Storms can have a devastating impact on communities. Not only do they put our safety at risk, they can also cause significant damage to our homes. According to Climate Coalition, an organisation dedicated to action against climate change in the UK, England has experienced a major flood almost every year since 2007. In total this has damaged approximately 100,000 properties.
So, if your home has been damaged through a storm, will your insurance cover the repairs? This and other factors you’ll need to consider, are discussed below.
It’s highly likely that your home insurance policy provides cover against storm damage. It’s become something of a myth that insurance companies won’t pay out in the event of a storm or “an act of God”, but in today’s world this has become increasingly unlikely.
Last February the Association of British Insurers (ABI) reported that insurers paid out nearly £500 million in claims in the aftermath of Storms Dudley, Eunice and Franklin. They also forked out an estimated £543 million in damages caused by Storms Ciara, Dennis and Jorge in February 2020.
“Storms and floods are exactly the type of unwelcome event that insurance protects against,” said Sarah Brodie, Senior Policy Adviser at ABI.
However, it’s always important to review your own policy documents to gauge your level of cover. Some insurers won’t pay out if your home was already in poor condition while others won’t cover damage to your garden plants.
It also goes without saying that you’ll need to consider your type of cover, and whether you opt for just buildings or contents insurance. Buildings insurance should cover you for any structural damage storms cause to your home, while contents insurance should cover any damages to your personal belongings. For example, if a storm damages your garden furniture, and it’s listed under your contents insurance, your provider will cover the replacement costs.
Not happy with your current level of storm cover? Compare the best home insurance policies today by using our site.
According to the Financial Ombudsman Service, many of its disputes centre on what constitutes a storm. To investigate these complaints, the organisation usually uses officially logged weather reports to determine the case.
That’s why ABI classifies a storm as a violent weather period with gusts of at least 48 knots, or 55 miles per hour. If your insurer measures storms on the Beaufort scale it will need to reach level 10.
Otherwise, a weather pattern can still be considered a storm if one of the following apply:
You should file a claim as soon as possible. However, only take stock of the total damage to your property when it’s safe to do so.
While damages caused by storms could run into thousands of pounds for some people, it will cost a lot less for others. In fact, the cost may be lower than your excess and it could make more sense to foot the bill for these damages yourself.
Some insurance providers reward their policyholders for not claiming by providing a discount on their premiums. If this is included on your home insurance policy is it worth protecting your bonus by not claiming? Our guide What is a no claims bonus and is it worth protecting? explains.

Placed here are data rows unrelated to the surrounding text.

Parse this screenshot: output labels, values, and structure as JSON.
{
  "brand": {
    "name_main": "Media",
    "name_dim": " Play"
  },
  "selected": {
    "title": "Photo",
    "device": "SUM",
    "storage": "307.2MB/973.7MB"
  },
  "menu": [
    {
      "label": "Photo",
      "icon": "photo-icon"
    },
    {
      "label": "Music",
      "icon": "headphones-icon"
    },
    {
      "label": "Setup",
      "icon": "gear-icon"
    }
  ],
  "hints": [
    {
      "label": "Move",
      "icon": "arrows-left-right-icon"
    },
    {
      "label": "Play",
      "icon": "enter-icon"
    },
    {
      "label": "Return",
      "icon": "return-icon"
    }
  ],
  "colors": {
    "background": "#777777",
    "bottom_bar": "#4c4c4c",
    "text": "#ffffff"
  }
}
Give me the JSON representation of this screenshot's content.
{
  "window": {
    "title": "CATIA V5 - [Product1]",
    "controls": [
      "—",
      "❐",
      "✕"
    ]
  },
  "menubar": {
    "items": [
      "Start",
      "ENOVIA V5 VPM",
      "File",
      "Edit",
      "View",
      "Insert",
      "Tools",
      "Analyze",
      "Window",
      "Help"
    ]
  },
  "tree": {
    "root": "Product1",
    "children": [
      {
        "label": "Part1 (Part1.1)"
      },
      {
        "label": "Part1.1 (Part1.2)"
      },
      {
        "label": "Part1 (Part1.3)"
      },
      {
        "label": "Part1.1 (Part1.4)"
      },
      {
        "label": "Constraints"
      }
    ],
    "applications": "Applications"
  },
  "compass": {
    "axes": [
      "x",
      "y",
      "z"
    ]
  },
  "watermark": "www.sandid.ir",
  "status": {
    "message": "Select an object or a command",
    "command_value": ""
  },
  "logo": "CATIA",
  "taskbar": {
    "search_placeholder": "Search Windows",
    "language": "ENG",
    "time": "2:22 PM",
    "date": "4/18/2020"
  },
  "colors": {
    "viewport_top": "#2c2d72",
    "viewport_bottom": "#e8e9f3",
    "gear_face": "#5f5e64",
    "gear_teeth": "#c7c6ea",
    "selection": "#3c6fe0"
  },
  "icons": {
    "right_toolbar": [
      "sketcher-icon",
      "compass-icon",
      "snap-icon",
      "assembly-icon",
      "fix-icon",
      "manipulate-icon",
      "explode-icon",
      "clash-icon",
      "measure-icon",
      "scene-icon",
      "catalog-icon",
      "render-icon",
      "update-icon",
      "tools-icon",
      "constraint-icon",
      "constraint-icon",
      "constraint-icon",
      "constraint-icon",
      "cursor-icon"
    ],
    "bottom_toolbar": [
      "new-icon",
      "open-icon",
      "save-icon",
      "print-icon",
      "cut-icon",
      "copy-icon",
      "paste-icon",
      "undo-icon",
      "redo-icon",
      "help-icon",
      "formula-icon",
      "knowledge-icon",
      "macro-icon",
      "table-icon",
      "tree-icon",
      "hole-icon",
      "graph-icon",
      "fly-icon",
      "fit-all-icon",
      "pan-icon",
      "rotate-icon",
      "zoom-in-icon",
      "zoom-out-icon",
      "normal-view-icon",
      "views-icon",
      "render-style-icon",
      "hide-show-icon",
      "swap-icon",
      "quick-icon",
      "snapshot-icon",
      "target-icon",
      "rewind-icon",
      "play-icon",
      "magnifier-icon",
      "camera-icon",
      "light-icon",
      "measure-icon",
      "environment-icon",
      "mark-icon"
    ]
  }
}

This is why you should evaluate the damages made to your home after the storm has passed to assess the true cost. Below we’ve listed what some of these damages might include:
During periods of heavy rain, water can escape through cracks in your roof and into your home. This can damage your contents, such as your sofa or television to name a few.
Heavy snow can add excess weight to your roof and therefore damage its structural integrity.
Violent winds can force trees to fall on your property, potentially putting repair costs into thousands of pounds. In such an instance, if your home becomes uninhabitable it’s worth checking with your insurance provider if they’ll cover the cost of alternative accommodation.
While most unlikely to occur out of all listed damages, lightning can shatter glass or create a fire hazard to your property.
Besides the potential damages we’ve listed above, you may be more concerned about whether your home insurance policy provides cover for flooding. This is not a given, and is an important level of cover you’ll need if you live in a high-risk area.
It’s important to check your policy document to see if the level of flooding cover you currently hold is sufficient.
Damages to your car should be covered by your car insurance policy. It’s rare for a third party or your home insurance policy to cover damages to your car as a direct result of a storm.
In most policies, damages to your fence and gates are covered by your insurer. However, it’s commonplace for some providers to not cover damages to gates and fences due to storm damage.
If you’re certain that you want this added on to your policy it’s best to speak to your provider directly.
If you know a storm is imminent, it’s often worth spending some time preparing your home for possible weather-related damages. This has the added benefit of proving to your insurance provider that you’ve taken steps to keep your home in good condition, something which works in your favour if there are any disputes over your claim. Such work can include, but is not limited to:
Disclaimer: This information is intended solely to provide guidance and is not financial advice. Moneyfacts will not be liable for any loss arising from your use or reliance on this information. If you are in any doubt, Moneyfacts recommends you obtain independent financial advice.